Aylett Roan, 40 from Dalbeattie, works on Barnbarroch Farm and is a mum of two boys…
Day in the Life of: A Dairy Farmer
I got into farming at 11 years old. A family moved into the local area to take over a farm and I decided I wanted to help them. From that moment on, I knew farming was what I wanted to do. I left school early and studied at agricultural college. Then I met my husband who was a dairy farmer.
I hate mornings and always have to drag myself out of bed at 6am. My husband usually gives me a wake-up call and then I have a cup of tea with a bourbon biscuit. Once I’m a bit more awake, I head out onto the farm to start my daily routine.
I check on all of our cows, what has happened overnight and if they need to be milked. We have around 120 milking dairy cows (who use robotic milkers), 600 breading ewes and also some beef cows as well. It is a busy farm and we never have a dull day!
When that’s done, I’ll head back up to the house to get the kids out of bed. Once they’re fed and dressed, I’ll see them off on the school bus and then check to see what else needs done on the farm. I go via the office this time to make sure everything is set up for the day and check if I can help the office girls with anything. My daily working routine will then include stock work with sheep and dealing with cows or calves.
On top of being a full-time dairy farmer, I also run Roan’s Dairy. This is where we sell and deliver our milk to the doorsteps of customers in Dumfries and Galloway.
I then pick my youngest son up from school at 3.10pm. I like to be home by 3.45pm so I’m there for my eldest coming home from high school too.
We have a wee afternoon routine. We all have a cup of tea together and talk about our days. I then head back out to the farm until 6pm and come back to make their dinner. We always have dinner as a family; my husband, the two boys and me. I spend the rest of the evening with them until they go to bed.

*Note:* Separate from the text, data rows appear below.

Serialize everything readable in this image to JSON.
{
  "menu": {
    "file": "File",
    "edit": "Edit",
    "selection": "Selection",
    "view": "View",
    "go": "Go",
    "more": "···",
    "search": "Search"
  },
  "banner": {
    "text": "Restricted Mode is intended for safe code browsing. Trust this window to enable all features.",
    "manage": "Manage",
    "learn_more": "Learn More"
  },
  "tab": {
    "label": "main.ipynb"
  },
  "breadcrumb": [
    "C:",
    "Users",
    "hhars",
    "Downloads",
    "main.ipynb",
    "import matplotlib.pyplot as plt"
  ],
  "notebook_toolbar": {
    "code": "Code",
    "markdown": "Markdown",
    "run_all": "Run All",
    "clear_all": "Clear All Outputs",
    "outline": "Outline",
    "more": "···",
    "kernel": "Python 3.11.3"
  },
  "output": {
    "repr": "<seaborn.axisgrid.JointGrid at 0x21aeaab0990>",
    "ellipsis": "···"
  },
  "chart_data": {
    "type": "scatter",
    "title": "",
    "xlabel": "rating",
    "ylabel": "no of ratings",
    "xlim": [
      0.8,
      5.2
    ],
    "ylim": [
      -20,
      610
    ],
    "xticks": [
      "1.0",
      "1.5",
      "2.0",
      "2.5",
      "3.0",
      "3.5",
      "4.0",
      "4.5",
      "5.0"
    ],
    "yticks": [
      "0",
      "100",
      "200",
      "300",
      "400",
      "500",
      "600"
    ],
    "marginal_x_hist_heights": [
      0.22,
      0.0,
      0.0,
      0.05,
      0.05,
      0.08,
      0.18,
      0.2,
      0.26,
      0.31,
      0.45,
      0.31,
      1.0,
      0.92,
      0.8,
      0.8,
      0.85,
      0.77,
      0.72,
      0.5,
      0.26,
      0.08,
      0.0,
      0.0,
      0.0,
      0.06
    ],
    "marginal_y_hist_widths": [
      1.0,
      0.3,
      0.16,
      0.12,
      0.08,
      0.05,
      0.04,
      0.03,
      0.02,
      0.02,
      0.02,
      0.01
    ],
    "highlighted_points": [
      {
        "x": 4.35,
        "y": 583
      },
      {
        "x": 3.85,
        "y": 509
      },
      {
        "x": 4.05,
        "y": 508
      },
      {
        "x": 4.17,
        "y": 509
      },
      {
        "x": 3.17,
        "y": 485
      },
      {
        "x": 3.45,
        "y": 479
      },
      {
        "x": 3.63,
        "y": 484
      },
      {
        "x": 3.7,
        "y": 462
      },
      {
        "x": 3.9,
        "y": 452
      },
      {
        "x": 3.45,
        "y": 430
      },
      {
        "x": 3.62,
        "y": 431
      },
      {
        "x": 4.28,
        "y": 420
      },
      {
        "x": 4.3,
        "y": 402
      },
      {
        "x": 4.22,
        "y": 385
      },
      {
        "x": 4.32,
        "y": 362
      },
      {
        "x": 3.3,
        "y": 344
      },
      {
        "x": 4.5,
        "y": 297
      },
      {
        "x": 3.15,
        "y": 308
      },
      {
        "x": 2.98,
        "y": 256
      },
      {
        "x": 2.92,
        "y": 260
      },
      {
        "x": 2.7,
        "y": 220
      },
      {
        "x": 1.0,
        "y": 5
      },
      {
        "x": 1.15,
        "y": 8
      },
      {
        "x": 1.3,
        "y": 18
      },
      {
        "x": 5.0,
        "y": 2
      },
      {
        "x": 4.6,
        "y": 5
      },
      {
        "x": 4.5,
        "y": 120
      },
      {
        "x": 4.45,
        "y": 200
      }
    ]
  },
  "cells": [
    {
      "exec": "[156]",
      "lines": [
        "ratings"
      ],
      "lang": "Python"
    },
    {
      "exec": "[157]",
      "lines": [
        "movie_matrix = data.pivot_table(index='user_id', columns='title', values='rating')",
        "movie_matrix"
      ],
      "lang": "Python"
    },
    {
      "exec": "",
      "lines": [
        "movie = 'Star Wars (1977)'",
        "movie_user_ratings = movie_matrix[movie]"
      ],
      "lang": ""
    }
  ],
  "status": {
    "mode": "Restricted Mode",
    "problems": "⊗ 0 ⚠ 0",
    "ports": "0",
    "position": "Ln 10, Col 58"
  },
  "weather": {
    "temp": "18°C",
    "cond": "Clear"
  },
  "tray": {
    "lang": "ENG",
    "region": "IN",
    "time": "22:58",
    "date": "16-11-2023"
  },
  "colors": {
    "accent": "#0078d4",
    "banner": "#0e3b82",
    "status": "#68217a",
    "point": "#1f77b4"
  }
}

Once they’re sleeping, I do my last checks of the farm. I make sure the cows are alright before heading to bed. It can be a long day because you never really switch off from the job. As a family we obviously live on the farm and work is on your mind 24/7. The only thing my husband and I ever argue about is work and we rarely get holidays.
Our life is also ruled by the weather. Every morning I turn on the TV to find out what the weather is set to be for the rest of the day. It is a factor for all the animals too – it is a major part of our business.
When I am working on the farm I wear anything that has a bit of give and stretch in it. I don’t want to bend over and my bum to be showing! I live in wellies, waterproof trousers and basically I am permanently covered in cow poo. You never stay clean in this job so I wear old clothes and stretchy jeans. Plus big knickers. You can’t wear tiny knickers in this job!
The thing I love most about my job is working with the cows. I talk to them a lot – most people will probably think I am bonkers. I also love getting a hug from them and seeing them thriving. You can just tell by looking at an animal if it is happy or not and that is just the best feeling. I always say good morning and good night to them too.
The most difficult thing is when they’re ill. They are like all animals and sometimes they are sick for no particular reason. That can be quite difficult to deal with. The money side of it is challenging too. We pour our blood, sweat and tears into it. It’s not a job, it is our life, and it is such an undervalued and under appreciated sector. What we get back doesn’t cover our costs. It is hard but farming is in our blood.
I’ve always been a massive advocate of women in farming. While I’ve been very fortunate and not encountered any problems, I know that isn’t the case for every woman. I am very involved in the Women in Agriculture Scotland group and believe everyone needs to support each other in this industry.